Echinacea 'Green Line'
Not really green but gently suffused on opening. 50cm.

Echinacea 'Guava Ice'
Nice two-tone effect with a salmon cone & pink ray petals. 85cm.

Echinacea 'Hot Lava'
Really in your face & well named.  Not a strong grower. 60cm.

Echinacea 'Hot Summer'
Unusual form with salmon-orange flowers, the reverse of the petals are a bright pink. 80cm.

Echinacea 'Leilani'
Close to E.paradoxa but more persistent & long lived. 90cm.

Echinacea 'Mac 'n' Cheese'
Very intense, glowing golden-orange flowers. From Terra Nova. 90cm

Echinacea 'Mama Mia'
Subtly bicoloured salmon flowers taking on violet-pink overtones. 90cm

Echinacea 'Maui Sunshine'
Very profuse yellow form with narrow ray petals. 60cm.

Echinacea 'Meditation'
Short, heavily branched plants, the first to flower & last to finish. 40cm.

Echinacea 'Mozzarella'
A real pure-white anemone form, continuously in flower. 70cm.

Echinacea 'Piccolino'
From Nico Rijnbeek, a strong growing Anemone form. 40cm.

Echinacea 'Pink Poodle'
'Doubledecker' was the first hose-in-hose variety & very unstable. This is much better. 60cm. 

Echinacea pallida
A true species & great garden plant with very long, spidery, drooping ray petals. Not seen often enough. 90cm.

Echinacea purpurea 'Adam Saul'
From It Saul nursery, this short form is never out of flower from late summer. 45cm.

Echinacea purpurea 'Augustkonigin'
An old German hybrid, still popular today. A great garden plant. 75cm.

Echinacea 'Raspberry Truffle'
Very distinct 'Anemone' form with rich raspberry-pink flowers. 50cm.

Echinacea 'Secret Lust'
Striking, glowing rich orange 'anemone' form. Not a strong grower, but wow! 60cm.

Echinacea 'Secret Passsion'
Another from the same series, stronger growing this time. 45cm.

Echinacea 'Sombrero Sandy Yellow'
Short form with well branched stems having small, soft creamy yellow flowers. 50cm.

Echinacea 'Spider'
Has a lot of E.tennesseensis in it's breeding. Narrow ray petals are all quilled.  40cm.
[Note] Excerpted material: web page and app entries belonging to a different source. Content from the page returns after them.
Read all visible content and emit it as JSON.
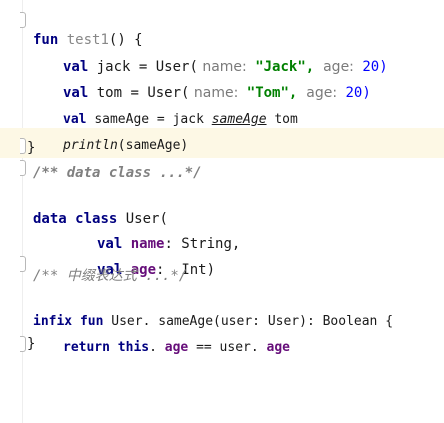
{
  "code": {
    "l1": {
      "kw": "fun",
      "name": "test1",
      "rest": "() {"
    },
    "l2": {
      "kw": "val",
      "var": "jack",
      "eq": " = User(",
      "h1": " name:",
      "s1": " \"Jack\",",
      "h2": "  age:",
      "n": " 20)"
    },
    "l3": {
      "kw": "val",
      "var": "tom",
      "eq": " = User(",
      "h1": " name:",
      "s1": " \"Tom\",",
      "h2": "  age:",
      "n": " 20)"
    },
    "l4": {
      "kw": "val",
      "var": "sameAge",
      "eq": " = jack ",
      "call": "sameAge",
      "tail": " tom"
    },
    "l5": {
      "fn": "println",
      "tail": "(sameAge)"
    },
    "l6": {
      "brace": "}"
    },
    "l7": {
      "comment": "/** data class ...*/"
    },
    "l8": {
      "kw1": "data",
      "kw2": "class",
      "rest": "User("
    },
    "l9": {
      "kw": "val",
      "field": "name",
      "rest": ": String,"
    },
    "l10": {
      "kw": "val",
      "field": "age",
      "rest": ":  Int)"
    },
    "l11": {
      "comment": "/** 中缀表达式 ...*/"
    },
    "l12": {
      "kw1": "infix",
      "kw2": "fun",
      "rest": "User. sameAge(user: User): Boolean {"
    },
    "l13": {
      "kw1": "return",
      "kw2": "this",
      "f1": "age",
      "mid": " == user. ",
      "f2": "age"
    },
    "l14": {
      "brace": "}"
    }
  }
}
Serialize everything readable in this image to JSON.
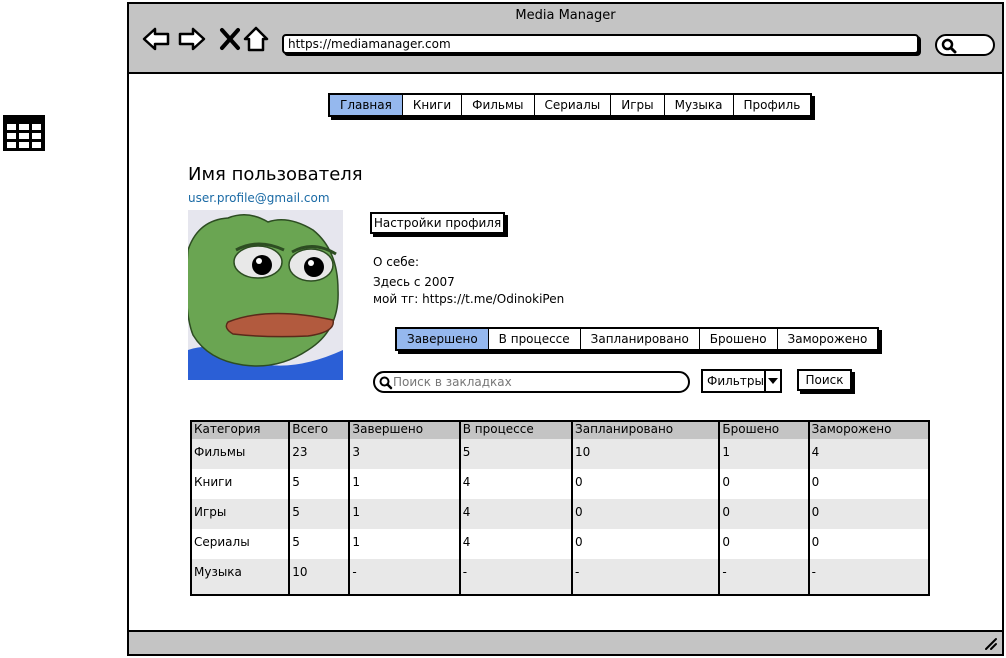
{
  "window": {
    "title": "Media Manager"
  },
  "browser": {
    "url": "https://mediamanager.com"
  },
  "nav": {
    "tabs": [
      {
        "label": "Главная",
        "active": true
      },
      {
        "label": "Книги",
        "active": false
      },
      {
        "label": "Фильмы",
        "active": false
      },
      {
        "label": "Сериалы",
        "active": false
      },
      {
        "label": "Игры",
        "active": false
      },
      {
        "label": "Музыка",
        "active": false
      },
      {
        "label": "Профиль",
        "active": false
      }
    ]
  },
  "profile": {
    "username": "Имя пользователя",
    "email": "user.profile@gmail.com",
    "settings_button": "Настройки профиля",
    "about_label": "О себе:",
    "about_lines": [
      "Здесь с 2007",
      "мой тг: https://t.me/OdinokiPen"
    ]
  },
  "status_tabs": [
    {
      "label": "Завершено",
      "active": true
    },
    {
      "label": "В процессе",
      "active": false
    },
    {
      "label": "Запланировано",
      "active": false
    },
    {
      "label": "Брошено",
      "active": false
    },
    {
      "label": "Заморожено",
      "active": false
    }
  ],
  "search": {
    "placeholder": "Поиск в закладках",
    "filter_label": "Фильтры",
    "button": "Поиск"
  },
  "table": {
    "headers": [
      "Категория",
      "Всего",
      "Завершено",
      "В процессе",
      "Запланировано",
      "Брошено",
      "Заморожено"
    ],
    "rows": [
      [
        "Фильмы",
        "23",
        "3",
        "5",
        "10",
        "1",
        "4"
      ],
      [
        "Книги",
        "5",
        "1",
        "4",
        "0",
        "0",
        "0"
      ],
      [
        "Игры",
        "5",
        "1",
        "4",
        "0",
        "0",
        "0"
      ],
      [
        "Сериалы",
        "5",
        "1",
        "4",
        "0",
        "0",
        "0"
      ],
      [
        "Музыка",
        "10",
        "-",
        "-",
        "-",
        "-",
        "-"
      ]
    ]
  },
  "colors": {
    "accent": "#95b8ee",
    "chrome": "#c4c4c4",
    "link": "#1a6aa5"
  }
}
Echinacea pupurea 'Fragrant Angel'
Terra Nova introduction with a rather strong scent. Few have any form of scent so this is a breeding breakthrough. 90cm.

Echinacea purpurea 'Green Eyes'
Named for the central cone of which has two distinct rings of green, well illustrated above.  60cm. 

Echinacea purpurea 'Meringue'
A very profuse 'Anemone' flowered white form, always in flower. 45cm.

Echinacea purpurea 'Southern Belle'
Distinct two-tone form with a bright pink cone & dusky pink ray petals. 80cm.

Echinacea purpurea 'Tom Thumb'
A strong grower, said to be suitable for a pot (not really recommended !) 40cm.

Echinacea purpurea 'White Swan'
Still popular, for the back of the border & true from seed. 120cm.

Echinacea 'Tangerine Dream'
A good contrast between the orange ray petals & almost black cone. 55cm. 

Echinacea Tomato Soup'
Aptly named, this is really glowing, not a strong grower however. 50cm.

Echinacea 'Yellow Spider'
From the new 'Spider Series' this has soft creamy-yellow quilled petals.  50cm.